Activity:
The answer should be a faithful retyping of the records that follow, pictures excluded.

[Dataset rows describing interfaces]

Content starts

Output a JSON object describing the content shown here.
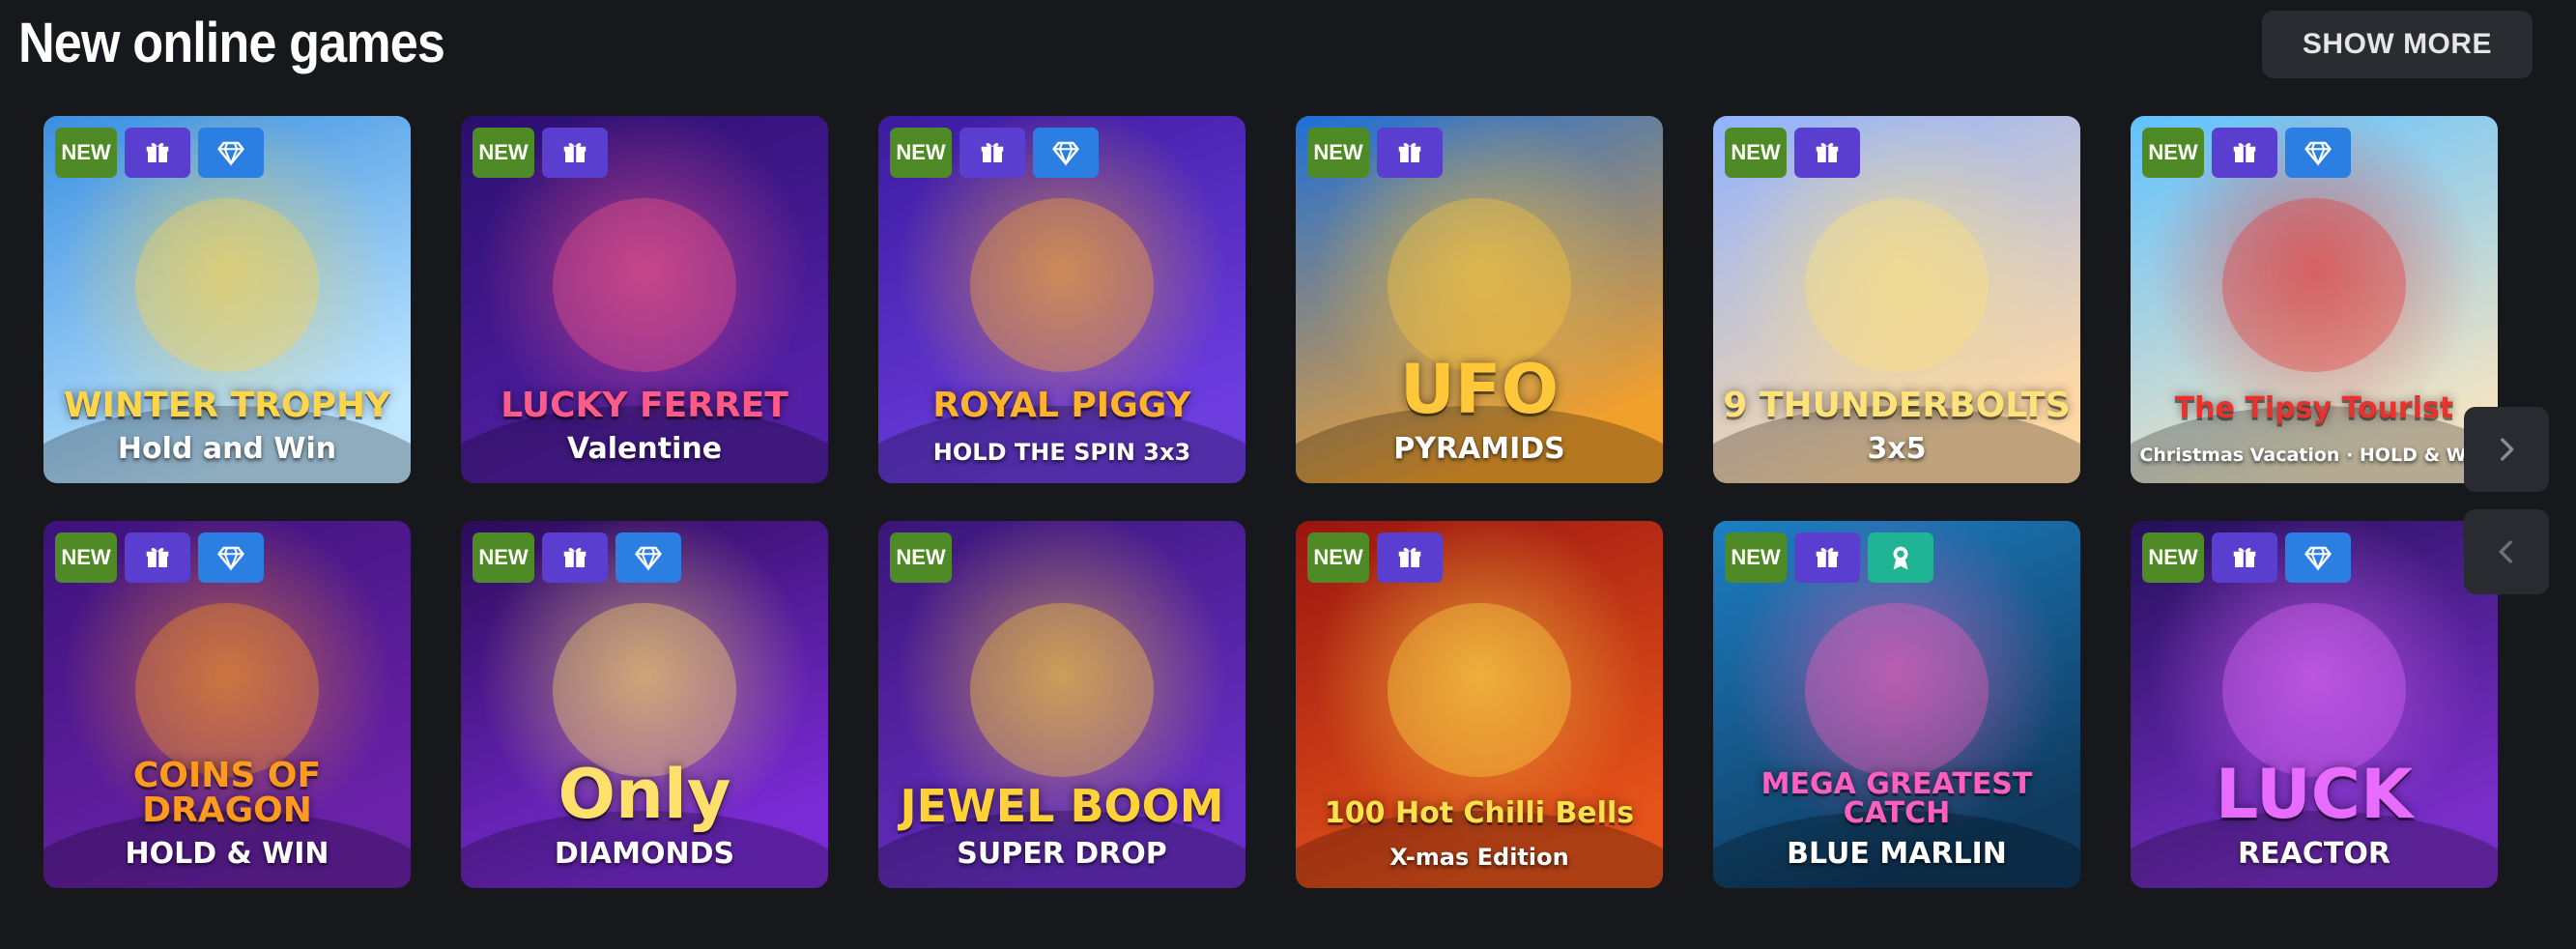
{
  "section": {
    "title": "New online games",
    "show_more_label": "SHOW MORE"
  },
  "badges": {
    "new_label": "NEW"
  },
  "games": [
    {
      "title_line1": "WINTER TROPHY",
      "title_line2": "Hold and Win",
      "badges": [
        "new",
        "gift",
        "diamond"
      ],
      "colors": [
        "#3a8fe0",
        "#bfe6ff"
      ],
      "accent": "#ffd54a"
    },
    {
      "title_line1": "LUCKY FERRET",
      "title_line2": "Valentine",
      "badges": [
        "new",
        "gift"
      ],
      "colors": [
        "#2a0f6e",
        "#5520a8"
      ],
      "accent": "#ff5a88"
    },
    {
      "title_line1": "ROYAL PIGGY",
      "title_line2": "HOLD THE SPIN 3x3",
      "badges": [
        "new",
        "gift",
        "diamond"
      ],
      "colors": [
        "#3b1b9e",
        "#6d3de0"
      ],
      "accent": "#ffb22b"
    },
    {
      "title_line1": "UFO",
      "title_line2": "PYRAMIDS",
      "badges": [
        "new",
        "gift"
      ],
      "colors": [
        "#1d6fd8",
        "#f2a02c"
      ],
      "accent": "#ffc83a"
    },
    {
      "title_line1": "9 THUNDERBOLTS",
      "title_line2": "3x5",
      "badges": [
        "new",
        "gift"
      ],
      "colors": [
        "#8fb2ff",
        "#ffd9a4"
      ],
      "accent": "#ffe37a"
    },
    {
      "title_line1": "The Tipsy Tourist",
      "title_line2": "Christmas Vacation · HOLD & WIN",
      "badges": [
        "new",
        "gift",
        "diamond"
      ],
      "colors": [
        "#5fc1ff",
        "#f0e3c4"
      ],
      "accent": "#e7322e"
    },
    {
      "title_line1": "COINS OF DRAGON",
      "title_line2": "HOLD & WIN",
      "badges": [
        "new",
        "gift",
        "diamond"
      ],
      "colors": [
        "#3c127a",
        "#6a22a9"
      ],
      "accent": "#ff9a1e"
    },
    {
      "title_line1": "Only",
      "title_line2": "DIAMONDS",
      "badges": [
        "new",
        "gift",
        "diamond"
      ],
      "colors": [
        "#2b0b59",
        "#7a2bd6"
      ],
      "accent": "#ffe06a"
    },
    {
      "title_line1": "JEWEL BOOM",
      "title_line2": "SUPER DROP",
      "badges": [
        "new"
      ],
      "colors": [
        "#3a1578",
        "#6a2fc8"
      ],
      "accent": "#ffd23a"
    },
    {
      "title_line1": "100 Hot Chilli Bells",
      "title_line2": "X-mas Edition",
      "badges": [
        "new",
        "gift"
      ],
      "colors": [
        "#9a1410",
        "#e5531a"
      ],
      "accent": "#ffe24a"
    },
    {
      "title_line1": "MEGA GREATEST CATCH",
      "title_line2": "BLUE MARLIN",
      "badges": [
        "new",
        "gift",
        "award"
      ],
      "colors": [
        "#1d7fc4",
        "#0f3a5e"
      ],
      "accent": "#ff5fc0"
    },
    {
      "title_line1": "LUCK",
      "title_line2": "REACTOR",
      "badges": [
        "new",
        "gift",
        "diamond"
      ],
      "colors": [
        "#23105a",
        "#7a2ec9"
      ],
      "accent": "#e86cff"
    }
  ],
  "navigation": {
    "next_icon": "chevron-right-icon",
    "prev_icon": "chevron-left-icon"
  }
}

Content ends

Expected output:
Output a JSON object describing the content shown here.
{
  "section": {
    "title": "New online games",
    "show_more_label": "SHOW MORE"
  },
  "badges": {
    "new_label": "NEW"
  },
  "games": [
    {
      "title_line1": "WINTER TROPHY",
      "title_line2": "Hold and Win",
      "badges": [
        "new",
        "gift",
        "diamond"
      ],
      "colors": [
        "#3a8fe0",
        "#bfe6ff"
      ],
      "accent": "#ffd54a"
    },
    {
      "title_line1": "LUCKY FERRET",
      "title_line2": "Valentine",
      "badges": [
        "new",
        "gift"
      ],
      "colors": [
        "#2a0f6e",
        "#5520a8"
      ],
      "accent": "#ff5a88"
    },
    {
      "title_line1": "ROYAL PIGGY",
      "title_line2": "HOLD THE SPIN 3x3",
      "badges": [
        "new",
        "gift",
        "diamond"
      ],
      "colors": [
        "#3b1b9e",
        "#6d3de0"
      ],
      "accent": "#ffb22b"
    },
    {
      "title_line1": "UFO",
      "title_line2": "PYRAMIDS",
      "badges": [
        "new",
        "gift"
      ],
      "colors": [
        "#1d6fd8",
        "#f2a02c"
      ],
      "accent": "#ffc83a"
    },
    {
      "title_line1": "9 THUNDERBOLTS",
      "title_line2": "3x5",
      "badges": [
        "new",
        "gift"
      ],
      "colors": [
        "#8fb2ff",
        "#ffd9a4"
      ],
      "accent": "#ffe37a"
    },
    {
      "title_line1": "The Tipsy Tourist",
      "title_line2": "Christmas Vacation · HOLD & WIN",
      "badges": [
        "new",
        "gift",
        "diamond"
      ],
      "colors": [
        "#5fc1ff",
        "#f0e3c4"
      ],
      "accent": "#e7322e"
    },
    {
      "title_line1": "COINS OF DRAGON",
      "title_line2": "HOLD & WIN",
      "badges": [
        "new",
        "gift",
        "diamond"
      ],
      "colors": [
        "#3c127a",
        "#6a22a9"
      ],
      "accent": "#ff9a1e"
    },
    {
      "title_line1": "Only",
      "title_line2": "DIAMONDS",
      "badges": [
        "new",
        "gift",
        "diamond"
      ],
      "colors": [
        "#2b0b59",
        "#7a2bd6"
      ],
      "accent": "#ffe06a"
    },
    {
      "title_line1": "JEWEL BOOM",
      "title_line2": "SUPER DROP",
      "badges": [
        "new"
      ],
      "colors": [
        "#3a1578",
        "#6a2fc8"
      ],
      "accent": "#ffd23a"
    },
    {
      "title_line1": "100 Hot Chilli Bells",
      "title_line2": "X-mas Edition",
      "badges": [
        "new",
        "gift"
      ],
      "colors": [
        "#9a1410",
        "#e5531a"
      ],
      "accent": "#ffe24a"
    },
    {
      "title_line1": "MEGA GREATEST CATCH",
      "title_line2": "BLUE MARLIN",
      "badges": [
        "new",
        "gift",
        "award"
      ],
      "colors": [
        "#1d7fc4",
        "#0f3a5e"
      ],
      "accent": "#ff5fc0"
    },
    {
      "title_line1": "LUCK",
      "title_line2": "REACTOR",
      "badges": [
        "new",
        "gift",
        "diamond"
      ],
      "colors": [
        "#23105a",
        "#7a2ec9"
      ],
      "accent": "#e86cff"
    }
  ],
  "navigation": {
    "next_icon": "chevron-right-icon",
    "prev_icon": "chevron-left-icon"
  }
}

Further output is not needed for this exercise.